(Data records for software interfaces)
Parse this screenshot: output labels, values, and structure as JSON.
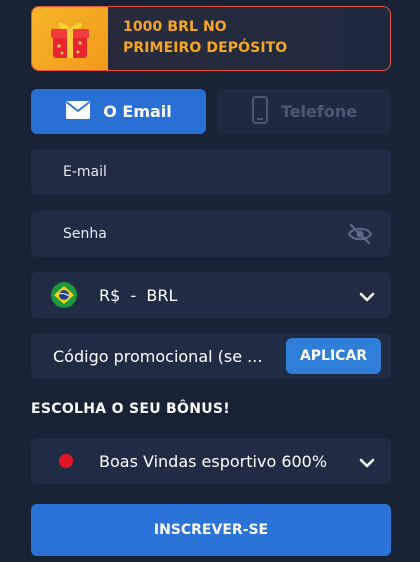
{
  "banner": {
    "line1": "1000 BRL NO",
    "line2": "PRIMEIRO DEPÓSITO",
    "icon": "gift-icon",
    "accent_color": "#f5a623",
    "border_color": "#e8503a"
  },
  "tabs": [
    {
      "label": "O Email",
      "icon": "envelope-icon",
      "active": true
    },
    {
      "label": "Telefone",
      "icon": "phone-icon",
      "active": false
    }
  ],
  "form": {
    "email_label": "E-mail",
    "password_label": "Senha",
    "password_toggle_icon": "eye-off-icon",
    "currency": {
      "value": "R$  -  BRL",
      "flag": "brazil-flag-icon"
    },
    "promo": {
      "placeholder": "Código promocional (se ...",
      "button_label": "APLICAR"
    }
  },
  "bonus": {
    "section_title": "ESCOLHA O SEU BÔNUS!",
    "selected": "Boas Vindas esportivo 600%",
    "indicator_color": "#e0142b"
  },
  "submit_label": "INSCREVER-SE",
  "colors": {
    "background": "#172235",
    "field": "#1f2c44",
    "primary": "#2b73d8"
  }
}
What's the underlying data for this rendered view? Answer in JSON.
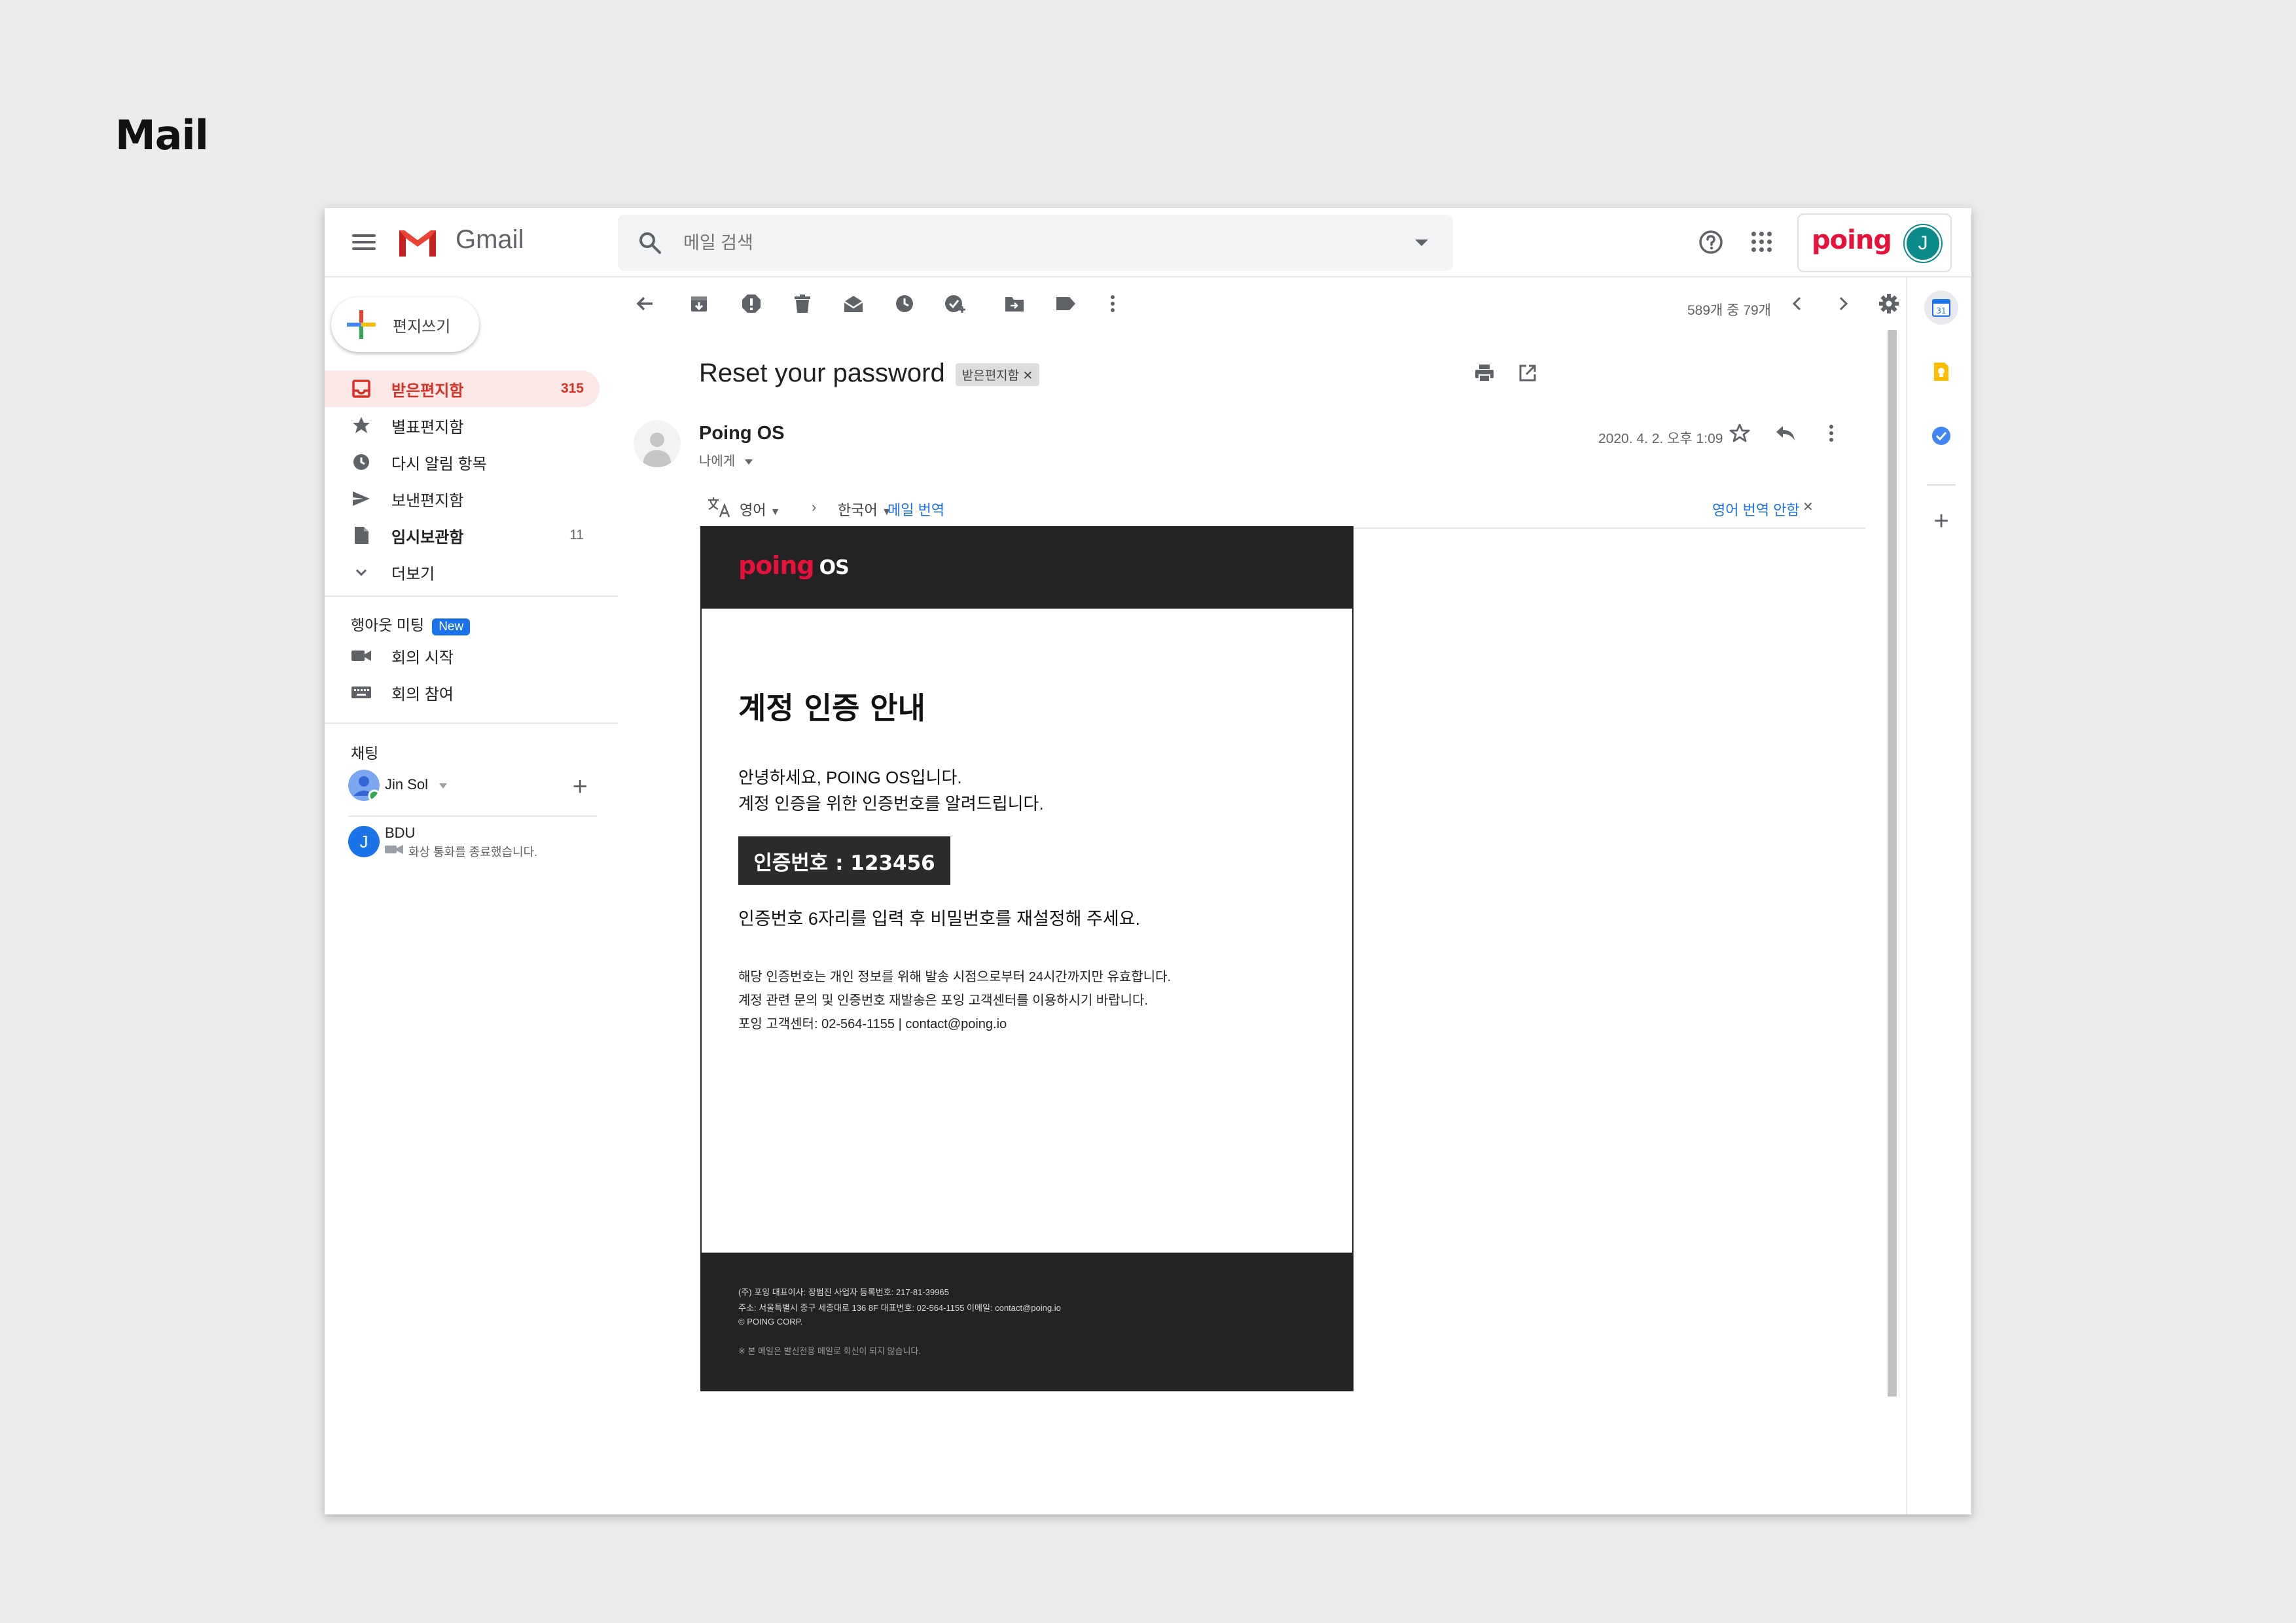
{
  "page": {
    "heading": "Mail"
  },
  "app": {
    "name": "Gmail",
    "brand": "poing"
  },
  "search": {
    "placeholder": "메일 검색"
  },
  "account": {
    "avatar_letter": "J"
  },
  "compose": {
    "label": "편지쓰기"
  },
  "sidebar": {
    "items": [
      {
        "label": "받은편지함",
        "count": "315",
        "icon": "inbox-icon"
      },
      {
        "label": "별표편지함",
        "count": "",
        "icon": "star-icon"
      },
      {
        "label": "다시 알림 항목",
        "count": "",
        "icon": "clock-icon"
      },
      {
        "label": "보낸편지함",
        "count": "",
        "icon": "send-icon"
      },
      {
        "label": "임시보관함",
        "count": "11",
        "icon": "draft-icon"
      },
      {
        "label": "더보기",
        "count": "",
        "icon": "chevron-down-icon"
      }
    ],
    "meet": {
      "title": "행아웃 미팅",
      "badge": "New",
      "items": [
        {
          "label": "회의 시작",
          "icon": "video-icon"
        },
        {
          "label": "회의 참여",
          "icon": "keyboard-icon"
        }
      ]
    },
    "chat": {
      "title": "채팅",
      "self_name": "Jin Sol",
      "contact_name": "BDU",
      "contact_letter": "J",
      "contact_status": "화상 통화를 종료했습니다."
    }
  },
  "toolbar": {
    "page_count": "589개 중 79개"
  },
  "message": {
    "subject": "Reset your password",
    "label": "받은편지함",
    "sender": "Poing OS",
    "to": "나에게",
    "date": "2020. 4. 2. 오후 1:09"
  },
  "translate": {
    "from": "영어",
    "to": "한국어",
    "action": "메일 번역",
    "disable": "영어 번역 안함"
  },
  "email": {
    "logo_main": "poing",
    "logo_os": "OS",
    "title": "계정 인증 안내",
    "greeting": "안녕하세요, POING OS입니다.",
    "intro": "계정 인증을 위한 인증번호를 알려드립니다.",
    "code": "인증번호 : 123456",
    "instruction": "인증번호 6자리를 입력 후 비밀번호를 재설정해 주세요.",
    "note1": "해당 인증번호는 개인 정보를 위해 발송 시점으로부터 24시간까지만 유효합니다.",
    "note2": "계정 관련 문의 및 인증번호 재발송은 포잉 고객센터를 이용하시기 바랍니다.",
    "note3": "포잉 고객센터: 02-564-1155   |   contact@poing.io",
    "footer1": "(주) 포잉     대표이사: 장범진     사업자 등록번호: 217-81-39965",
    "footer2": "주소: 서울특별시 중구 세종대로 136 8F     대표번호: 02-564-1155     이메일: contact@poing.io",
    "footer3": "© POING CORP.",
    "footer4": "※ 본 메일은 발신전용 메일로 회신이 되지 않습니다."
  },
  "colors": {
    "accent": "#d93025",
    "brand": "#e8113a",
    "link": "#1a73e8",
    "dark": "#232323"
  }
}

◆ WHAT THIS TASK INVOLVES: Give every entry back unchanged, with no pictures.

◆ REPLY TO THE EXERCISE:
Parse this screenshot: output labels, values, and structure as JSON.
{
  "banner": {
    "line1": "1000 BRL NO",
    "line2": "PRIMEIRO DEPÓSITO",
    "icon": "gift-icon",
    "accent_color": "#f5a623",
    "border_color": "#e8503a"
  },
  "tabs": [
    {
      "label": "O Email",
      "icon": "envelope-icon",
      "active": true
    },
    {
      "label": "Telefone",
      "icon": "phone-icon",
      "active": false
    }
  ],
  "form": {
    "email_label": "E-mail",
    "password_label": "Senha",
    "password_toggle_icon": "eye-off-icon",
    "currency": {
      "value": "R$  -  BRL",
      "flag": "brazil-flag-icon"
    },
    "promo": {
      "placeholder": "Código promocional (se ...",
      "button_label": "APLICAR"
    }
  },
  "bonus": {
    "section_title": "ESCOLHA O SEU BÔNUS!",
    "selected": "Boas Vindas esportivo 600%",
    "indicator_color": "#e0142b"
  },
  "submit_label": "INSCREVER-SE",
  "colors": {
    "background": "#172235",
    "field": "#1f2c44",
    "primary": "#2b73d8"
  }
}
What's the underlying data for this rendered view? Answer in JSON.
{
  "page": {
    "heading": "Mail"
  },
  "app": {
    "name": "Gmail",
    "brand": "poing"
  },
  "search": {
    "placeholder": "메일 검색"
  },
  "account": {
    "avatar_letter": "J"
  },
  "compose": {
    "label": "편지쓰기"
  },
  "sidebar": {
    "items": [
      {
        "label": "받은편지함",
        "count": "315",
        "icon": "inbox-icon"
      },
      {
        "label": "별표편지함",
        "count": "",
        "icon": "star-icon"
      },
      {
        "label": "다시 알림 항목",
        "count": "",
        "icon": "clock-icon"
      },
      {
        "label": "보낸편지함",
        "count": "",
        "icon": "send-icon"
      },
      {
        "label": "임시보관함",
        "count": "11",
        "icon": "draft-icon"
      },
      {
        "label": "더보기",
        "count": "",
        "icon": "chevron-down-icon"
      }
    ],
    "meet": {
      "title": "행아웃 미팅",
      "badge": "New",
      "items": [
        {
          "label": "회의 시작",
          "icon": "video-icon"
        },
        {
          "label": "회의 참여",
          "icon": "keyboard-icon"
        }
      ]
    },
    "chat": {
      "title": "채팅",
      "self_name": "Jin Sol",
      "contact_name": "BDU",
      "contact_letter": "J",
      "contact_status": "화상 통화를 종료했습니다."
    }
  },
  "toolbar": {
    "page_count": "589개 중 79개"
  },
  "message": {
    "subject": "Reset your password",
    "label": "받은편지함",
    "sender": "Poing OS",
    "to": "나에게",
    "date": "2020. 4. 2. 오후 1:09"
  },
  "translate": {
    "from": "영어",
    "to": "한국어",
    "action": "메일 번역",
    "disable": "영어 번역 안함"
  },
  "email": {
    "logo_main": "poing",
    "logo_os": "OS",
    "title": "계정 인증 안내",
    "greeting": "안녕하세요, POING OS입니다.",
    "intro": "계정 인증을 위한 인증번호를 알려드립니다.",
    "code": "인증번호 : 123456",
    "instruction": "인증번호 6자리를 입력 후 비밀번호를 재설정해 주세요.",
    "note1": "해당 인증번호는 개인 정보를 위해 발송 시점으로부터 24시간까지만 유효합니다.",
    "note2": "계정 관련 문의 및 인증번호 재발송은 포잉 고객센터를 이용하시기 바랍니다.",
    "note3": "포잉 고객센터: 02-564-1155   |   contact@poing.io",
    "footer1": "(주) 포잉     대표이사: 장범진     사업자 등록번호: 217-81-39965",
    "footer2": "주소: 서울특별시 중구 세종대로 136 8F     대표번호: 02-564-1155     이메일: contact@poing.io",
    "footer3": "© POING CORP.",
    "footer4": "※ 본 메일은 발신전용 메일로 회신이 되지 않습니다."
  },
  "colors": {
    "accent": "#d93025",
    "brand": "#e8113a",
    "link": "#1a73e8",
    "dark": "#232323"
  }
}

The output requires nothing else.